Vlad: local development like a boss (Vagrant LAMP Ansible Drupal)

Vagrant Lamp Ansible Drupal - a new solution to running a local development stack on Vagrant and Virtualbox. Similar to in function Parrot (our current preferred solution at Agile Collective), but using Ansible instead of Puppet to manage the configuration. I must say that Ansible configuration looks nice (https://github.com/hashbangcode/vlad/blob/master/vlad/example.settings.yml ) but the fact that VLAD assumes a single codebase and database per virtual machine probably makes it less practical for our use at the moment.

What I took away from the session:

Sunday Keynote

Robert Douglas talked on Sunday morning about the challenges in ensuring a resiliant deployment methodology for Drupal sites, and promoted platform.sh as part of the solution. It inevitably became a bit of a sales pitch for https://platform.sh/, but I found it interesting and useful to underline the importance of having a full deployment strategy that the team and client understand.

Team working for megalomaniacs


Paul Dale Smith (CTI Digital) discussed his move from being the single webmaster / developer / support and all round web guy at Co-operatives UK, to working as part of a larger team on bigger projects at CTI Digital.

Using evidence of the Drupal talent gap from the Drupal Association job market survey, Paul suggested that development companies may want look to developers working in organisations with with their own Drupal site as potential source of Drupal talent.

What I took away from the session:

  • Lone in-house web developers working in an organisation to develop and support a Drupal site will probably get bored and eventually jump ship to seek more exciting and challenging opportunities.

Drupal 8 Frontend for Backenders.

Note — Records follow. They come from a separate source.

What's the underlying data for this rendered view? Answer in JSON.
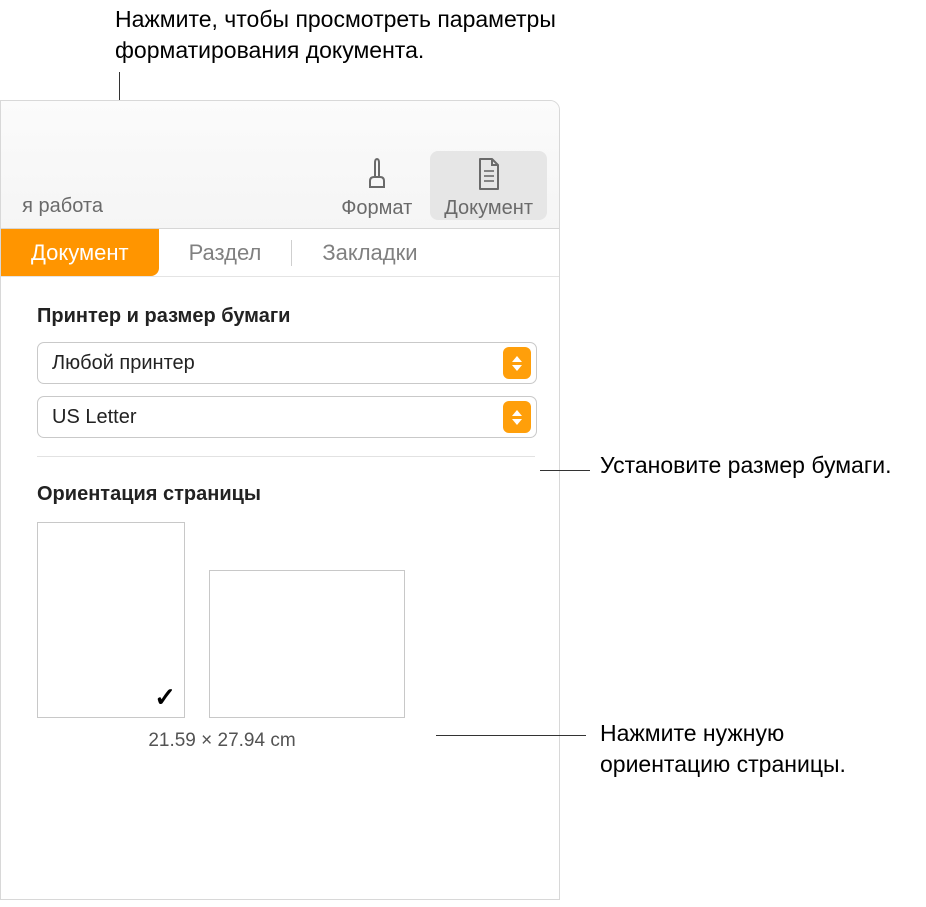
{
  "callouts": {
    "top": "Нажмите, чтобы просмотреть параметры форматирования документа.",
    "paper": "Установите размер бумаги.",
    "orient": "Нажмите нужную ориентацию страницы."
  },
  "toolbar": {
    "left_clip": "я работа",
    "format_label": "Формат",
    "document_label": "Документ"
  },
  "tabs": {
    "document": "Документ",
    "section": "Раздел",
    "bookmarks": "Закладки"
  },
  "printer_section": {
    "title": "Принтер и размер бумаги",
    "printer_value": "Любой принтер",
    "paper_value": "US Letter"
  },
  "orientation_section": {
    "title": "Ориентация страницы",
    "checkmark": "✓",
    "dimensions": "21.59 × 27.94 cm"
  }
}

Lauri Eskola gave an informative presentation that was somewhat hindered first by a broken laptop and then by a very slow replacement machine. It was interesting to hear that in Drupal 8 the template process layer is gone and hook_page_alter is gone. He went to to outline some of the magic included in the Twig templating layer, such as the fact that variables in Twig templates can take multiple forms (objects, arrays, properties on objects) and that are iterated through by Twig to extract the value. Further to this, if a variable does not have a value, Twig silently ignores it, which is nice.

What I took away from the session:

  • Twig filters - extending twig filter class to create new filters is easy.
  • Autoescape - all variables are auto escaped
  • Demonstrated some of the cool things about the Twig templating system with a custom module https://github.com/DrupalTwig/sandwich

Openness and transparency in the Drupal Community

Perhaps what I love most about the Drupal community is the openness and transparency that has evolved, possibly starting from the GPL licence and general principles of free and open source software. This willingness to share code, knowledge, advice and experience has proliferated through people to the companies that have grown up around Drupal. This fits well with Agile Collective’s ethos of transparency. So I was delighted to learn that Steve Parks and Wunderroot have decided to share their intranet for all to see and learn from. This is published at http://way.wunder.co.uk/ and is also open on GitHub for people to fork and evolve: https://github.com/WunderRoot/WunderWay. This is hugely inspiring and I would like to do something similar at Agile Collective with the knowledge, processes, policies and contracts we have built up over the years, but that’s probably a larger topic that I will save for another post.

Get involved in DrupalCamp London 2016

DrupalCamps are organised by volunteers and many of the organisers of DrupalCamp London are stepping down after this year, so there is a call out for new volunteers to get involved and help shape DrupalCamp London 2016. So if you have a passion for Drupal and some time to help next year, give them a shout at @DrupalCampLDN!

So a massive thank you from Agile Collective to all of the DrupalCamp London organisers, I had a great weekend and am thoroughly looking forward to the next one.